## What you will do
Each line of the entries below that includes "ΠΑΡΑΛΑΒΗΣ" belongs in your answer.

## Supplied data
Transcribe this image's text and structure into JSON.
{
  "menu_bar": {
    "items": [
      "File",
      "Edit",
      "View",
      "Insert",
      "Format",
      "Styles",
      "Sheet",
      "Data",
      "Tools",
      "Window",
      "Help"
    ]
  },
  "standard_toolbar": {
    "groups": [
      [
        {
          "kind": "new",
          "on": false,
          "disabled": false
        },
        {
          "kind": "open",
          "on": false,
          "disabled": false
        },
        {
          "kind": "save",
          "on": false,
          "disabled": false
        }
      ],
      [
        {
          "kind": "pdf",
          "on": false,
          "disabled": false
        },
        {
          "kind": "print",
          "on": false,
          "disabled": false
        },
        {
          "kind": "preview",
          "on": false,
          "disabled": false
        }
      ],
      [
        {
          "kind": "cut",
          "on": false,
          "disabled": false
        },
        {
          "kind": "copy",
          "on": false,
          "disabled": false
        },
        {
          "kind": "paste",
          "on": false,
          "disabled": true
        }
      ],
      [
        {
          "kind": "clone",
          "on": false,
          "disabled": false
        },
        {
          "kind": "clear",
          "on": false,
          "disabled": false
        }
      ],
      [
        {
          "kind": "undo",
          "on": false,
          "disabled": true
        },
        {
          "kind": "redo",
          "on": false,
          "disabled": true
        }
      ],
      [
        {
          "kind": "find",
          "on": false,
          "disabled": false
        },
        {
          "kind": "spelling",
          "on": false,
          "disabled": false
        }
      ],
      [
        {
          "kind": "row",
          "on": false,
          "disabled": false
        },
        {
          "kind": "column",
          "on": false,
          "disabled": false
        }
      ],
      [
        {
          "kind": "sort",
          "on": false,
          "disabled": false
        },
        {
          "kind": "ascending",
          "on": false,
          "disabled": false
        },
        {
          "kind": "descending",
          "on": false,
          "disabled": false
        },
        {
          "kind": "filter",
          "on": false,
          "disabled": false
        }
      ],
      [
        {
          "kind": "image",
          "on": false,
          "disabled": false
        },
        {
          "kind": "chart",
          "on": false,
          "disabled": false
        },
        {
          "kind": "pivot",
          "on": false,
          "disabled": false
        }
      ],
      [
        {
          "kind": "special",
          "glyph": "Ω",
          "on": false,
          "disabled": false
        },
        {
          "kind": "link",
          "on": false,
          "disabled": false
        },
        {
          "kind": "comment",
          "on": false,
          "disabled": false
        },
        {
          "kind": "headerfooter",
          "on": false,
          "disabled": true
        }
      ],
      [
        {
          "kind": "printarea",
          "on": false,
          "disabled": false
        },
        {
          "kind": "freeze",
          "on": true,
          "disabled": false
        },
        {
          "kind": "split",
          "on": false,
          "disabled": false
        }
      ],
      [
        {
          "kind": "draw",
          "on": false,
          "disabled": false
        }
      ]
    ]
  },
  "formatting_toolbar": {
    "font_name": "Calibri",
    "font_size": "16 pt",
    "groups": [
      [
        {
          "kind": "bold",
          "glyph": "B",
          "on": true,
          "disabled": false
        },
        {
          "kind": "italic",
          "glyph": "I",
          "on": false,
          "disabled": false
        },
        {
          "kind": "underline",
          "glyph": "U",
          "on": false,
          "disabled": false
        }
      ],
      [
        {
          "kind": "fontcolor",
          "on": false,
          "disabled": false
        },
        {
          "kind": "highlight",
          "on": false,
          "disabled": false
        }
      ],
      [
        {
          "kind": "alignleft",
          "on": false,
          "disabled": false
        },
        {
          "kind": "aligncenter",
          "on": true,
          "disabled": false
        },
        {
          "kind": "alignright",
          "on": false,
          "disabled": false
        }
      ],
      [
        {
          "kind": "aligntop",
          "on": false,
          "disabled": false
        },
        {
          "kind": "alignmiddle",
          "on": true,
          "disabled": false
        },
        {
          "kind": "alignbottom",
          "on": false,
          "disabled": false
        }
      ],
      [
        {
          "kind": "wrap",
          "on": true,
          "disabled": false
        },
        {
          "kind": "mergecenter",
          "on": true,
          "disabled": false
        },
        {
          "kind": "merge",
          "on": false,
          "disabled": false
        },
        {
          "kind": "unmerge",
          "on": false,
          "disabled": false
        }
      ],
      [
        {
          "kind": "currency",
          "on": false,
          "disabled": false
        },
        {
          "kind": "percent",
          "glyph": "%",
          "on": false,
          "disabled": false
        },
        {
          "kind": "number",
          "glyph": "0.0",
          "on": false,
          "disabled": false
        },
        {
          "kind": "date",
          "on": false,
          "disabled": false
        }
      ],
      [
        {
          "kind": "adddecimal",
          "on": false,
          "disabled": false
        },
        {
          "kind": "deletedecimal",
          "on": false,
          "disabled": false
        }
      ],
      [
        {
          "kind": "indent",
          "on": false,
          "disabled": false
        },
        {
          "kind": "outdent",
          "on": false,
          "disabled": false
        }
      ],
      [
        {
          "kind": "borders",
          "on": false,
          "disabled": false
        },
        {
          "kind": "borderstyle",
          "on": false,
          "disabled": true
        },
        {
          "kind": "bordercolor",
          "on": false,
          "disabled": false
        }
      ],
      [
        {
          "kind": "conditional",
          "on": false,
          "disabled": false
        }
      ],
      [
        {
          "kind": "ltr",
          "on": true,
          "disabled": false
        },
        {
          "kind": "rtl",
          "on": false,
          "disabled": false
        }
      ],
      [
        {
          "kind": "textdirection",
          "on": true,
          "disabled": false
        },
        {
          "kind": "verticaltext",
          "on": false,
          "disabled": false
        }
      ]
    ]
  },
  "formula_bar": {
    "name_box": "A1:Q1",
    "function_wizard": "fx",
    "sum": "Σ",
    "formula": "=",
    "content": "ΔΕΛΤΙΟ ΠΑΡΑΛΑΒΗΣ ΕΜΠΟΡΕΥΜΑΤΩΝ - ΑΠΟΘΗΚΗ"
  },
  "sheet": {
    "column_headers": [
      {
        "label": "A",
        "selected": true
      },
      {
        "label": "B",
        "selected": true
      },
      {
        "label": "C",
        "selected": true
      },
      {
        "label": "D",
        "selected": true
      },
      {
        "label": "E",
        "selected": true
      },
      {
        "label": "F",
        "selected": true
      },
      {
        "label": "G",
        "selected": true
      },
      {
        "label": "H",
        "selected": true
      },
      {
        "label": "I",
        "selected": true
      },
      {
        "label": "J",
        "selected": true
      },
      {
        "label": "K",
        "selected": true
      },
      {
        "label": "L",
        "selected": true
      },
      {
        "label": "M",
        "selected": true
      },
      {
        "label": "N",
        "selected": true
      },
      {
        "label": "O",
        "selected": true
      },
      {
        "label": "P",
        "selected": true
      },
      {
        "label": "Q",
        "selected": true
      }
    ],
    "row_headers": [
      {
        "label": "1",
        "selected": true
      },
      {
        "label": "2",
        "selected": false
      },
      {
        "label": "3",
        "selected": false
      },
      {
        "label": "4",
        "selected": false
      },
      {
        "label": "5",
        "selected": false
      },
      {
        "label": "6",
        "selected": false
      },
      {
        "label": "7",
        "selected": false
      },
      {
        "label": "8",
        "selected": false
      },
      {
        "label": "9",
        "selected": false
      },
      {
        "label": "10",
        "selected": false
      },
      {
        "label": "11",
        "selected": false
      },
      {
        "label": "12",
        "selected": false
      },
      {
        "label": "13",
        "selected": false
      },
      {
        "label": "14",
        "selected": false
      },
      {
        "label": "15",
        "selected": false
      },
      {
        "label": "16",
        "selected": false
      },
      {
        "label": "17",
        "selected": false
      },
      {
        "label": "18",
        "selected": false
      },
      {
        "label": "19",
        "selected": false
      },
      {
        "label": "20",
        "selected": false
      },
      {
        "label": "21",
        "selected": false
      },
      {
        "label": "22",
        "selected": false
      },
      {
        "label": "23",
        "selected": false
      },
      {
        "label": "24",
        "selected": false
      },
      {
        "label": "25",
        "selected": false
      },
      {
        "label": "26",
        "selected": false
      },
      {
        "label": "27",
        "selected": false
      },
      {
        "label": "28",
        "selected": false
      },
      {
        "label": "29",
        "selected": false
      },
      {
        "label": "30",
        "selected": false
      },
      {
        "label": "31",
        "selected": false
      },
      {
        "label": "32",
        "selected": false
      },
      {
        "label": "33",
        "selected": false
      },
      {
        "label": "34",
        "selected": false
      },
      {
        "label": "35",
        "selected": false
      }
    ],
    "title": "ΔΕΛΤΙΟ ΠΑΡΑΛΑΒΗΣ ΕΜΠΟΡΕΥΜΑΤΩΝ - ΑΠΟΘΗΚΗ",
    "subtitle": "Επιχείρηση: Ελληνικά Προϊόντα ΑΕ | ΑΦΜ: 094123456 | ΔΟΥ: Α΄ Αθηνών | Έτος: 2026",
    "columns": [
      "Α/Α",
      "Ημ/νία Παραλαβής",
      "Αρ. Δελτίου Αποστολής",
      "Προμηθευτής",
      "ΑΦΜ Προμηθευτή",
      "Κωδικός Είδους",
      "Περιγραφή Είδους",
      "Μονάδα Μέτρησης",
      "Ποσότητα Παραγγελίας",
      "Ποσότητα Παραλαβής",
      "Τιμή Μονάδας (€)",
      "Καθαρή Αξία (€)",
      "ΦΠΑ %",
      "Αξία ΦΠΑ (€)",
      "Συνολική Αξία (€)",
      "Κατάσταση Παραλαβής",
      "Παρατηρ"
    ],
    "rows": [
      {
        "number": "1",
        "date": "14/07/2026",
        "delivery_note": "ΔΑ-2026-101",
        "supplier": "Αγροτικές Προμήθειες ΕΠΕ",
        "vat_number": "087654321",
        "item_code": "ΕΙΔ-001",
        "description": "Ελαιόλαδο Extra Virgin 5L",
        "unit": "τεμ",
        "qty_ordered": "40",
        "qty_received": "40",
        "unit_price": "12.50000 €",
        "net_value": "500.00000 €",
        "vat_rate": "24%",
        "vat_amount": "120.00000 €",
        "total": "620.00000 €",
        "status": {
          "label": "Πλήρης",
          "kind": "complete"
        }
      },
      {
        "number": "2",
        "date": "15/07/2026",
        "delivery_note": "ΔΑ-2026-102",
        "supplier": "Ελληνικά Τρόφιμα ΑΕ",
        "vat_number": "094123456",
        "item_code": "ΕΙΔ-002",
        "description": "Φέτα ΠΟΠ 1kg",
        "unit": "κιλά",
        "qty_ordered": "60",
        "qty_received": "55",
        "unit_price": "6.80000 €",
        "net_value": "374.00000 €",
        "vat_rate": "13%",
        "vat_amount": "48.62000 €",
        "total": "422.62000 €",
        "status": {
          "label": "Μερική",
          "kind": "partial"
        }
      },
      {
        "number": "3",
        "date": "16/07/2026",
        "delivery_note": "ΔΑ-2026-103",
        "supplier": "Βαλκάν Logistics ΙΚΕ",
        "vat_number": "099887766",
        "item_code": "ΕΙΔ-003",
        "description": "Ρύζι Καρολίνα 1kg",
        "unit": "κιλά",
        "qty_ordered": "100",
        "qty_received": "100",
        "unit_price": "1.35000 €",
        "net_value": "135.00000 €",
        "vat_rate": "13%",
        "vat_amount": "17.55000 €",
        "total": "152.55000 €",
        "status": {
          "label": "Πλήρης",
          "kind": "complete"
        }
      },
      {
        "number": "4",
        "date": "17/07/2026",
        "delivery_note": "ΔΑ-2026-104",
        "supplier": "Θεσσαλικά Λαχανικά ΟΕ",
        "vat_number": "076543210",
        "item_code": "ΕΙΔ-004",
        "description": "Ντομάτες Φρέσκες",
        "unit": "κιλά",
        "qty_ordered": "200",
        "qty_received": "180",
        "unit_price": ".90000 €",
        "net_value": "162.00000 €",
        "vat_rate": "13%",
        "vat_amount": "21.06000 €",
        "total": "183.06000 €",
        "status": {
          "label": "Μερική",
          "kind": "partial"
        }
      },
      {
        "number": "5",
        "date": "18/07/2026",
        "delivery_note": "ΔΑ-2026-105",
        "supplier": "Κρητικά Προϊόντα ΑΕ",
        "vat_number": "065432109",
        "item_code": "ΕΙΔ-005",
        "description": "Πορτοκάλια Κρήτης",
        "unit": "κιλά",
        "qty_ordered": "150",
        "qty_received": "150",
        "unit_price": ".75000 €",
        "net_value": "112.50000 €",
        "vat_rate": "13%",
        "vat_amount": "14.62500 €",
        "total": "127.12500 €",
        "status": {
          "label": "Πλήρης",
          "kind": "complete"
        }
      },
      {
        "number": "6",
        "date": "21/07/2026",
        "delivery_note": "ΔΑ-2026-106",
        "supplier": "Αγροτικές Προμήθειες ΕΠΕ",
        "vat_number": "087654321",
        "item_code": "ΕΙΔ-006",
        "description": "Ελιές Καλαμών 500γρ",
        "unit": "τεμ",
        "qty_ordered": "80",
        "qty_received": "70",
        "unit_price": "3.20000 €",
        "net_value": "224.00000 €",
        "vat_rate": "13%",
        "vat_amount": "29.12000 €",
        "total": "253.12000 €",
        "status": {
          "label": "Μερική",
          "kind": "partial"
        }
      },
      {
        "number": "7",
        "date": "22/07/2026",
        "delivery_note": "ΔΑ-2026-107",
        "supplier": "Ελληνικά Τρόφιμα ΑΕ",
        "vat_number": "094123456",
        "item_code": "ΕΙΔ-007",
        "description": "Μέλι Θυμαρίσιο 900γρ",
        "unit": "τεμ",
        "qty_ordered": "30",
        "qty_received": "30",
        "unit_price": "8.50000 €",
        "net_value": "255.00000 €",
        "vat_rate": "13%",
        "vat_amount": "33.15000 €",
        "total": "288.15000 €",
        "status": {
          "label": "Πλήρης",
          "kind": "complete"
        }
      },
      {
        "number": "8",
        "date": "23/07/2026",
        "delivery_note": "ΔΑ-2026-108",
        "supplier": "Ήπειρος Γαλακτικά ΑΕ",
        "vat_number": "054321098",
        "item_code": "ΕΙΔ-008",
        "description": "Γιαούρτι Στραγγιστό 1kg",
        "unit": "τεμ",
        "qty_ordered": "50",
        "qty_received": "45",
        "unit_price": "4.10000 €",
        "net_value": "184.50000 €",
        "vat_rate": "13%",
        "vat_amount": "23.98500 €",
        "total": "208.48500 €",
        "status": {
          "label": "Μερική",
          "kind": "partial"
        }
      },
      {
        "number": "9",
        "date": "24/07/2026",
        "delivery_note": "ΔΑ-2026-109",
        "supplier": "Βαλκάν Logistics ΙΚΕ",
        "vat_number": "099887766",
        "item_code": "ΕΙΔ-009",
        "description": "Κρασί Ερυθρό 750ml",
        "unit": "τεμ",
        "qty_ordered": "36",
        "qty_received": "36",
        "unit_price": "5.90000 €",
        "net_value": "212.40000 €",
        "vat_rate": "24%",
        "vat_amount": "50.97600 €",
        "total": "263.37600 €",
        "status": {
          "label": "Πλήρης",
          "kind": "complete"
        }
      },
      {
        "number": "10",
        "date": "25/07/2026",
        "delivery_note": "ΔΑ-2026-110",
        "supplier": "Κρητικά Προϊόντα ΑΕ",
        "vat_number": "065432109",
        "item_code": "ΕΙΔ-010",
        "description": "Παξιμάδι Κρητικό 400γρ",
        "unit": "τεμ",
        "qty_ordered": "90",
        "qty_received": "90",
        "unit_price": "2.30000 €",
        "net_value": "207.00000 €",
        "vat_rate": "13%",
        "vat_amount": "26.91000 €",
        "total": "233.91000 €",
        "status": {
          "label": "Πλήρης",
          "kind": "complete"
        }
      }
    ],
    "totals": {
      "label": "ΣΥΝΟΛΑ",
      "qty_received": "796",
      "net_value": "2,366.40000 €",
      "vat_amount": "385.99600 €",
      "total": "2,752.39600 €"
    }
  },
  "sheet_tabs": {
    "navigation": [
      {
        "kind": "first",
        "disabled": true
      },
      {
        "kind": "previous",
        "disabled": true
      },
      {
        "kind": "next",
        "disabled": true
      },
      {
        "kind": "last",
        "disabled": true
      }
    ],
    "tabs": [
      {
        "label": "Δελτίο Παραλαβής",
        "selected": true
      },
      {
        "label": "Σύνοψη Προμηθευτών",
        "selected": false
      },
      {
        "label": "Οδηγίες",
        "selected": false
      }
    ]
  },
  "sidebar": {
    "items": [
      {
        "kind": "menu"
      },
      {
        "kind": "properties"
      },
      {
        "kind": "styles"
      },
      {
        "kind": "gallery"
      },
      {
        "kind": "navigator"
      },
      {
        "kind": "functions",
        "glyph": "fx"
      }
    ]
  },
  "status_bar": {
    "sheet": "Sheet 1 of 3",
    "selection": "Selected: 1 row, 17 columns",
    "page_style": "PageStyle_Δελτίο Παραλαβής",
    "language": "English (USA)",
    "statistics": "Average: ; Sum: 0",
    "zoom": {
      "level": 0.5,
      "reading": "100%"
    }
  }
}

## Task output
    "content": "ΔΕΛΤΙΟ ΠΑΡΑΛΑΒΗΣ ΕΜΠΟΡΕΥΜΑΤΩΝ - ΑΠΟΘΗΚΗ"
    "title": "ΔΕΛΤΙΟ ΠΑΡΑΛΑΒΗΣ ΕΜΠΟΡΕΥΜΑΤΩΝ - ΑΠΟΘΗΚΗ",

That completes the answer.